What's wanted is a faithful retyping of every entry, pictures excluded.

* [Website and app data records]
________________________
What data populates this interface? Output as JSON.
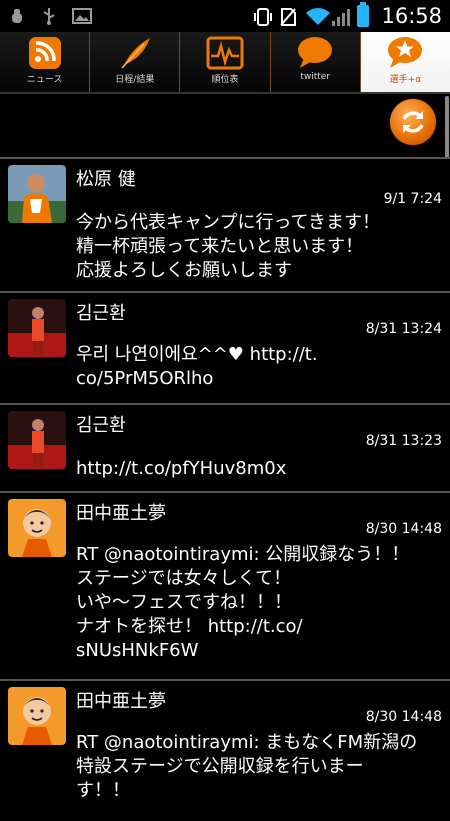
{
  "status_bar": {
    "time": "16:58",
    "icons": [
      "debug-icon",
      "usb-icon",
      "image-icon",
      "vibrate-icon",
      "no-sim-icon",
      "wifi-icon",
      "signal-icon",
      "battery-icon"
    ]
  },
  "tabs": [
    {
      "label": "ニュース",
      "icon": "rss-icon"
    },
    {
      "label": "日程/結果",
      "icon": "feather-icon"
    },
    {
      "label": "順位表",
      "icon": "chart-icon"
    },
    {
      "label": "twitter",
      "icon": "speech-bubble-icon"
    },
    {
      "label": "選手+α",
      "icon": "star-bubble-icon"
    }
  ],
  "colors": {
    "accent": "#f07a00",
    "active_tab_bg": "#ffffff"
  },
  "feed": [
    {
      "name": "松原 健",
      "time": "9/1 7:24",
      "text": "今から代表キャンプに行ってきます！\n精一杯頑張って来たいと思います！\n応援よろしくお願いします"
    },
    {
      "name": "김근환",
      "time": "8/31 13:24",
      "text": "우리 나연이에요^^♥ http://t.\nco/5PrM5ORlho"
    },
    {
      "name": "김근환",
      "time": "8/31 13:23",
      "text": "http://t.co/pfYHuv8m0x"
    },
    {
      "name": "田中亜土夢",
      "time": "8/30 14:48",
      "text": "RT @naotointiraymi: 公開収録なう！！\nステージでは女々しくて！\nいや〜フェスですね！！！\nナオトを探せ！ http://t.co/\nsNUsHNkF6W"
    },
    {
      "name": "田中亜土夢",
      "time": "8/30 14:48",
      "text": "RT @naotointiraymi: まもなくFM新潟の\n特設ステージで公開収録を行いまー\nす！！"
    }
  ]
}
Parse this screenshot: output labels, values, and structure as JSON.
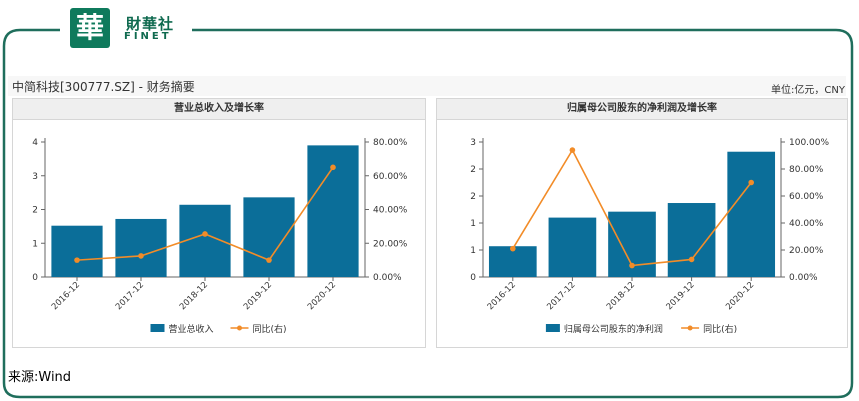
{
  "brand": {
    "logo_char": "華",
    "name_cn": "財華社",
    "name_en": "FINET",
    "accent": "#0f7a5c"
  },
  "header": {
    "title": "中简科技[300777.SZ] - 财务摘要",
    "unit": "单位:亿元，CNY"
  },
  "colors": {
    "bar": "#0b6e99",
    "line": "#f28c28",
    "axis": "#666666",
    "grid": "#e6e6e6"
  },
  "chart_data": [
    {
      "type": "bar",
      "title": "营业总收入及增长率",
      "categories": [
        "2016-12",
        "2017-12",
        "2018-12",
        "2019-12",
        "2020-12"
      ],
      "y_left": {
        "ticks": [
          "0",
          "1",
          "2",
          "3",
          "4"
        ],
        "ylim": [
          0,
          4
        ]
      },
      "y_right": {
        "ticks": [
          "0.00%",
          "20.00%",
          "40.00%",
          "60.00%",
          "80.00%"
        ],
        "ylim": [
          0,
          80
        ]
      },
      "series": [
        {
          "name": "营业总收入",
          "type": "bar",
          "axis": "left",
          "values": [
            1.52,
            1.72,
            2.14,
            2.36,
            3.9
          ]
        },
        {
          "name": "同比(右)",
          "type": "line",
          "axis": "right",
          "values": [
            10,
            12.5,
            25.5,
            10,
            65
          ]
        }
      ],
      "legend_position": "bottom"
    },
    {
      "type": "bar",
      "title": "归属母公司股东的净利润及增长率",
      "categories": [
        "2016-12",
        "2017-12",
        "2018-12",
        "2019-12",
        "2020-12"
      ],
      "y_left": {
        "ticks": [
          "0",
          "1",
          "1",
          "2",
          "2",
          "3"
        ],
        "ylim": [
          0,
          2.5
        ]
      },
      "y_right": {
        "ticks": [
          "0.00%",
          "20.00%",
          "40.00%",
          "60.00%",
          "80.00%",
          "100.00%"
        ],
        "ylim": [
          0,
          100
        ]
      },
      "series": [
        {
          "name": "归属母公司股东的净利润",
          "type": "bar",
          "axis": "left",
          "values": [
            0.57,
            1.1,
            1.21,
            1.37,
            2.32
          ]
        },
        {
          "name": "同比(右)",
          "type": "line",
          "axis": "right",
          "values": [
            21,
            94,
            8.5,
            13,
            70
          ]
        }
      ],
      "legend_position": "bottom"
    }
  ],
  "source": "来源:Wind"
}
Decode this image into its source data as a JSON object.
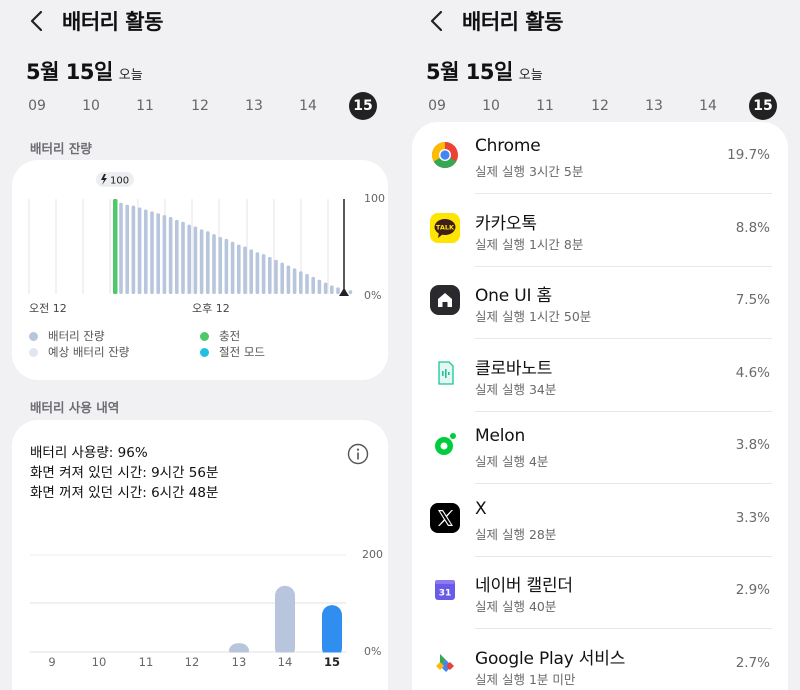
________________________
* [TASK SOLUTION]
What data populates this interface? Output as JSON.
{
  "status_bar": {
    "time": "16:58",
    "icons": [
      "debug-icon",
      "usb-icon",
      "image-icon",
      "vibrate-icon",
      "no-sim-icon",
      "wifi-icon",
      "signal-icon",
      "battery-icon"
    ]
  },
  "tabs": [
    {
      "label": "ニュース",
      "icon": "rss-icon"
    },
    {
      "label": "日程/結果",
      "icon": "feather-icon"
    },
    {
      "label": "順位表",
      "icon": "chart-icon"
    },
    {
      "label": "twitter",
      "icon": "speech-bubble-icon"
    },
    {
      "label": "選手+α",
      "icon": "star-bubble-icon"
    }
  ],
  "colors": {
    "accent": "#f07a00",
    "active_tab_bg": "#ffffff"
  },
  "feed": [
    {
      "name": "松原 健",
      "time": "9/1 7:24",
      "text": "今から代表キャンプに行ってきます！\n精一杯頑張って来たいと思います！\n応援よろしくお願いします"
    },
    {
      "name": "김근환",
      "time": "8/31 13:24",
      "text": "우리 나연이에요^^♥ http://t.\nco/5PrM5ORlho"
    },
    {
      "name": "김근환",
      "time": "8/31 13:23",
      "text": "http://t.co/pfYHuv8m0x"
    },
    {
      "name": "田中亜土夢",
      "time": "8/30 14:48",
      "text": "RT @naotointiraymi: 公開収録なう！！\nステージでは女々しくて！\nいや〜フェスですね！！！\nナオトを探せ！ http://t.co/\nsNUsHNkF6W"
    },
    {
      "name": "田中亜土夢",
      "time": "8/30 14:48",
      "text": "RT @naotointiraymi: まもなくFM新潟の\n特設ステージで公開収録を行いまー\nす！！"
    }
  ]
}
Parse this screenshot: output labels, values, and structure as JSON.
{
  "brand": {
    "logo_char": "華",
    "name_cn": "財華社",
    "name_en": "FINET",
    "accent": "#0f7a5c"
  },
  "header": {
    "title": "中简科技[300777.SZ] - 财务摘要",
    "unit": "单位:亿元，CNY"
  },
  "colors": {
    "bar": "#0b6e99",
    "line": "#f28c28",
    "axis": "#666666",
    "grid": "#e6e6e6"
  },
  "chart_data": [
    {
      "type": "bar",
      "title": "营业总收入及增长率",
      "categories": [
        "2016-12",
        "2017-12",
        "2018-12",
        "2019-12",
        "2020-12"
      ],
      "y_left": {
        "ticks": [
          "0",
          "1",
          "2",
          "3",
          "4"
        ],
        "ylim": [
          0,
          4
        ]
      },
      "y_right": {
        "ticks": [
          "0.00%",
          "20.00%",
          "40.00%",
          "60.00%",
          "80.00%"
        ],
        "ylim": [
          0,
          80
        ]
      },
      "series": [
        {
          "name": "营业总收入",
          "type": "bar",
          "axis": "left",
          "values": [
            1.52,
            1.72,
            2.14,
            2.36,
            3.9
          ]
        },
        {
          "name": "同比(右)",
          "type": "line",
          "axis": "right",
          "values": [
            10,
            12.5,
            25.5,
            10,
            65
          ]
        }
      ],
      "legend_position": "bottom"
    },
    {
      "type": "bar",
      "title": "归属母公司股东的净利润及增长率",
      "categories": [
        "2016-12",
        "2017-12",
        "2018-12",
        "2019-12",
        "2020-12"
      ],
      "y_left": {
        "ticks": [
          "0",
          "1",
          "1",
          "2",
          "2",
          "3"
        ],
        "ylim": [
          0,
          2.5
        ]
      },
      "y_right": {
        "ticks": [
          "0.00%",
          "20.00%",
          "40.00%",
          "60.00%",
          "80.00%",
          "100.00%"
        ],
        "ylim": [
          0,
          100
        ]
      },
      "series": [
        {
          "name": "归属母公司股东的净利润",
          "type": "bar",
          "axis": "left",
          "values": [
            0.57,
            1.1,
            1.21,
            1.37,
            2.32
          ]
        },
        {
          "name": "同比(右)",
          "type": "line",
          "axis": "right",
          "values": [
            21,
            94,
            8.5,
            13,
            70
          ]
        }
      ],
      "legend_position": "bottom"
    }
  ],
  "source": "来源:Wind"
}
Decode this image into its source data as a JSON object.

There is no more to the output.